Filter the entries down to the lines holding "this", then copy those lines.

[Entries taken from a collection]
- Opening Delimiter -

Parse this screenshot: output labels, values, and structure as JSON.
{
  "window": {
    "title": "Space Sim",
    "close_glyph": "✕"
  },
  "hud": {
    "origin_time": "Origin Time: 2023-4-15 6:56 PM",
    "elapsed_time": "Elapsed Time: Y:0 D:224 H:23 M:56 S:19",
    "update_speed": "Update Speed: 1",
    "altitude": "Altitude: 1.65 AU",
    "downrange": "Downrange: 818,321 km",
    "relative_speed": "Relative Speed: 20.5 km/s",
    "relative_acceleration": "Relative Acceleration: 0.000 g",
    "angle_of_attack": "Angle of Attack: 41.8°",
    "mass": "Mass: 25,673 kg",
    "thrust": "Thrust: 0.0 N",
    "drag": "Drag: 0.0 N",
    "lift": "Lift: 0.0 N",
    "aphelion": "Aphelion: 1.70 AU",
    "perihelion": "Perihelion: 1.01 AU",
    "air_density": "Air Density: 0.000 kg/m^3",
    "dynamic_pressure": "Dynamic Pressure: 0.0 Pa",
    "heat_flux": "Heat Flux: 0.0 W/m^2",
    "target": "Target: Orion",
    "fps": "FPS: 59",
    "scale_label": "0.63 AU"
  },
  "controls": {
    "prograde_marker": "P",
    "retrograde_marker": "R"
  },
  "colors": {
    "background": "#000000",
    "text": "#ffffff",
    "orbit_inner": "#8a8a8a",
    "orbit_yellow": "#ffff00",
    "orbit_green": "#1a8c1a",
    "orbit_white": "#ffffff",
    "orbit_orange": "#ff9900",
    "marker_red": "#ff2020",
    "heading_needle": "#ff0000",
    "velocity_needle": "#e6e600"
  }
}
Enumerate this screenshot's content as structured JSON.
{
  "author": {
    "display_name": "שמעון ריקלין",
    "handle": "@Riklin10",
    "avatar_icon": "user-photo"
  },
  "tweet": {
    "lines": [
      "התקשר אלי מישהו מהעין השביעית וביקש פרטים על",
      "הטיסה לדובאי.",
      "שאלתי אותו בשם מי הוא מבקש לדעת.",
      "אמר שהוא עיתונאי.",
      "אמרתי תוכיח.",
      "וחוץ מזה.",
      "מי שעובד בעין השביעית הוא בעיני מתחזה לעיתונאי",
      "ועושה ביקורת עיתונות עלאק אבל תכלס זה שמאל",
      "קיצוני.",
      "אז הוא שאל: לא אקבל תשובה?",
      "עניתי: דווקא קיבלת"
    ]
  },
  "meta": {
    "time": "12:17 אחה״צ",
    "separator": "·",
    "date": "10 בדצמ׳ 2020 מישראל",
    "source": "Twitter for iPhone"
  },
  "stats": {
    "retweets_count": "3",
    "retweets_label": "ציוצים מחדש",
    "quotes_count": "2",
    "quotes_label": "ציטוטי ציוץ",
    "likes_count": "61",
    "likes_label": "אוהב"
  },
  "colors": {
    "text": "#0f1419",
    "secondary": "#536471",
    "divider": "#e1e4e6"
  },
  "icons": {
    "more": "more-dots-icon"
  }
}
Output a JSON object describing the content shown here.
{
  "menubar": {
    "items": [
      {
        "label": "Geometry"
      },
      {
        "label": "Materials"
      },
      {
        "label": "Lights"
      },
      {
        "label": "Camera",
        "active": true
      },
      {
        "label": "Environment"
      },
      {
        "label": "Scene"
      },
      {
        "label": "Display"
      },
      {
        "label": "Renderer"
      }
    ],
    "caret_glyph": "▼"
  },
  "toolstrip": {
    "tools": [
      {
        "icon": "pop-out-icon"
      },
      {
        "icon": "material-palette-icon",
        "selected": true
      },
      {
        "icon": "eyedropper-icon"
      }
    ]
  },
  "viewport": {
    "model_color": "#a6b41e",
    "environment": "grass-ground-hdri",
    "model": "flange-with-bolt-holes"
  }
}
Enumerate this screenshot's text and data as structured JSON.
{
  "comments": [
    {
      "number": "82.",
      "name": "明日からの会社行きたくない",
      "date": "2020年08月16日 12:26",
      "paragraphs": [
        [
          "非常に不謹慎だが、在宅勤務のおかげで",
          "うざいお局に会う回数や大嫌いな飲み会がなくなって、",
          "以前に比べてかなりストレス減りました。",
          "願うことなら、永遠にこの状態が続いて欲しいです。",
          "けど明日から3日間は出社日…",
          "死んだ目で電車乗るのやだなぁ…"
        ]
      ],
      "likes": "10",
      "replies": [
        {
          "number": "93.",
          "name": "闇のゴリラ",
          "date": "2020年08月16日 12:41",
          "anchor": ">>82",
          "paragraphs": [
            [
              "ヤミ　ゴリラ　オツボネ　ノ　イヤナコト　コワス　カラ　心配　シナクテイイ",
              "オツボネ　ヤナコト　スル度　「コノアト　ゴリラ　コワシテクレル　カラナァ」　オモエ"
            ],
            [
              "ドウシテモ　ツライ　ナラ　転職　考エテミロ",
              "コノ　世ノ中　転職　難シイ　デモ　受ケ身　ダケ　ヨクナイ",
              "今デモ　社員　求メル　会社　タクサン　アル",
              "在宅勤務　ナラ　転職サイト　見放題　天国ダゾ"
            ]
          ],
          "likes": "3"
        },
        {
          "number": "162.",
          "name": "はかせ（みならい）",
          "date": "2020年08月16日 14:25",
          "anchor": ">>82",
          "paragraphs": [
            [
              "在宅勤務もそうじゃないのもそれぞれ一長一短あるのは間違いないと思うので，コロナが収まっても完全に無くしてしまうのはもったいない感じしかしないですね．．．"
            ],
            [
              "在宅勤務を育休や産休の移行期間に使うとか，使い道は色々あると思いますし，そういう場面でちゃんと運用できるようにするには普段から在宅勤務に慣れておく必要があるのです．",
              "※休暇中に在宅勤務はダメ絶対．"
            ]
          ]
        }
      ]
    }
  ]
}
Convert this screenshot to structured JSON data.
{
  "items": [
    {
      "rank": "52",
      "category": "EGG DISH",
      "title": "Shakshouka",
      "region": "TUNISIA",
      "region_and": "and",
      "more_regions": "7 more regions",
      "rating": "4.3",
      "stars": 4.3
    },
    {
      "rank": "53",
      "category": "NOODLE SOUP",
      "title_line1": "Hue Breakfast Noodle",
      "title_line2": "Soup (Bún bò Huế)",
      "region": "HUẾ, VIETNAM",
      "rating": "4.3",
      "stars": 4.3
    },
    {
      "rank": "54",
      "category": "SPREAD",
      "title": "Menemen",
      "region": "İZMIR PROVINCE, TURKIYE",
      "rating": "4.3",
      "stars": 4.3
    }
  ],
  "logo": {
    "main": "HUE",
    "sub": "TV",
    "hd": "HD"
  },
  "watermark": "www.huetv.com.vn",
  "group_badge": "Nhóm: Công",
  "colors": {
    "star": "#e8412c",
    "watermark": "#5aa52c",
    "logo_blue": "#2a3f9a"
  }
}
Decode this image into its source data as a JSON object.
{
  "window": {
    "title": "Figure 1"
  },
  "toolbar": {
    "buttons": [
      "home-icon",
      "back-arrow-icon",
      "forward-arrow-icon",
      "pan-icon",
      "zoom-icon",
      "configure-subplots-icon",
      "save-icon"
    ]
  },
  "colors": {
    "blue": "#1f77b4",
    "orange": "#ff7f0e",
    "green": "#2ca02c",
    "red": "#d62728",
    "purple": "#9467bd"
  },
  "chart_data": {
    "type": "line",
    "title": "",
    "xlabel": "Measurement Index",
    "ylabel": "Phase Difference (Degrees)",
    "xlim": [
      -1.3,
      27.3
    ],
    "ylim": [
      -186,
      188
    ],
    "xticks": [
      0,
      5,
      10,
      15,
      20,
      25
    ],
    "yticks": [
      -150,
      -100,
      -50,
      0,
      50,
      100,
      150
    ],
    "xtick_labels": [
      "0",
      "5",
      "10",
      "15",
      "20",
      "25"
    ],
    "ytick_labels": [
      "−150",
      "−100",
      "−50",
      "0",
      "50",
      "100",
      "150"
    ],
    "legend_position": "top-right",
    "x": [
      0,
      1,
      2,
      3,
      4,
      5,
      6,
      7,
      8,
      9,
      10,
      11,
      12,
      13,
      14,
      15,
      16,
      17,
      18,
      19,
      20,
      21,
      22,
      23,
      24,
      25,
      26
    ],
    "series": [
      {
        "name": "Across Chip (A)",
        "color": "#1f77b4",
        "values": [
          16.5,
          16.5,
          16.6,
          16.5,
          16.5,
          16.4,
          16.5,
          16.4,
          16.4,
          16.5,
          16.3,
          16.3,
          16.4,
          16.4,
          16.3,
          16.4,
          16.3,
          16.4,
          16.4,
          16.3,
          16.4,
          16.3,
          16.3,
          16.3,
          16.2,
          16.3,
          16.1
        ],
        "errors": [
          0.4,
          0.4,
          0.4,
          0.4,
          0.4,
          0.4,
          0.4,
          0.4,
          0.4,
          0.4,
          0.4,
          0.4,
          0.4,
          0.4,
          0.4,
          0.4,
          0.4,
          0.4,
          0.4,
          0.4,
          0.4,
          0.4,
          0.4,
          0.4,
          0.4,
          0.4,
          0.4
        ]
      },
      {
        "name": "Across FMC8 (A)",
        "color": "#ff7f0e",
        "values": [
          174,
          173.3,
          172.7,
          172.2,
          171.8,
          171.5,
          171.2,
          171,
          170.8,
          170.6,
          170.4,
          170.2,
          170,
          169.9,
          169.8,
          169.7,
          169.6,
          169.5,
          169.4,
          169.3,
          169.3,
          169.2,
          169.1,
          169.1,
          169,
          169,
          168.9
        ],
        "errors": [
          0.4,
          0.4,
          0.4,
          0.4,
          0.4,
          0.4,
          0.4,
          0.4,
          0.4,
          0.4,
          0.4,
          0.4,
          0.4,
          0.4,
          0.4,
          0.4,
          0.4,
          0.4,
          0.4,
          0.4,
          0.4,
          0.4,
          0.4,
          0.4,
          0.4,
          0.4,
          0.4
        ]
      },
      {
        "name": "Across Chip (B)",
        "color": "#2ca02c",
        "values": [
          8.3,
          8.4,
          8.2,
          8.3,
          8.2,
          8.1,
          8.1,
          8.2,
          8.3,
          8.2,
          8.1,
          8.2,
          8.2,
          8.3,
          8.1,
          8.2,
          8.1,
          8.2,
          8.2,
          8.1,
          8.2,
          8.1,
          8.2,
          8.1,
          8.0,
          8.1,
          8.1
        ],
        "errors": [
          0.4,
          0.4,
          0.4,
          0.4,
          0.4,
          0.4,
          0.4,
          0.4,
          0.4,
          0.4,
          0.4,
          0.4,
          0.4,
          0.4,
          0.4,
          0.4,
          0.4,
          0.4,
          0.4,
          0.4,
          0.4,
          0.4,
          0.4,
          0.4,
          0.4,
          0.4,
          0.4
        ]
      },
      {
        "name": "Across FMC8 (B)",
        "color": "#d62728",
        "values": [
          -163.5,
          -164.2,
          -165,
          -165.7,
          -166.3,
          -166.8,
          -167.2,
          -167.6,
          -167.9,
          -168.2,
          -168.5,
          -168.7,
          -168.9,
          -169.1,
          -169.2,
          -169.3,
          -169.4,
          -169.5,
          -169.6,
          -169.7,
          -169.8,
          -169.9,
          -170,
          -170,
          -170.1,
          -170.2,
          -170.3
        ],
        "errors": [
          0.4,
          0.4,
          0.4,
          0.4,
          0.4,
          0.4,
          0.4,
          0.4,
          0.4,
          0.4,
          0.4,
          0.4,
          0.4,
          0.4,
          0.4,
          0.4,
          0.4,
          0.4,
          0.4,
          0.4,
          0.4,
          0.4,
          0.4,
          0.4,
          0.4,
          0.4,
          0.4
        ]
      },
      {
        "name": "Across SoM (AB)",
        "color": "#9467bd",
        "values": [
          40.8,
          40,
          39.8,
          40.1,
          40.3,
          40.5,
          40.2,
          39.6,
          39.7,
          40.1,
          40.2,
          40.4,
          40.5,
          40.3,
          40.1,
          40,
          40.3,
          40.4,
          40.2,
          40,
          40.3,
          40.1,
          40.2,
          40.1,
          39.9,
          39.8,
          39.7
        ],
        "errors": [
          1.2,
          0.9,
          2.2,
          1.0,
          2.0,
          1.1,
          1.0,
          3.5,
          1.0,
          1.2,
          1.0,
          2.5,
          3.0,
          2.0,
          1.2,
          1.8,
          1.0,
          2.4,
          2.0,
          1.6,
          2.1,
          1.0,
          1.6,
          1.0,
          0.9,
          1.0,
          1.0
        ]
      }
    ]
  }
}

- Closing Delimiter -

(Written answer):
Parse this screenshot: output labels, values, and structure as JSON.
Enumerate this screenshot's content as structured JSON.
Enumerate this screenshot's text and data as structured JSON.
Convert this screenshot to structured JSON data.
Decode this image into its source data as a JSON object.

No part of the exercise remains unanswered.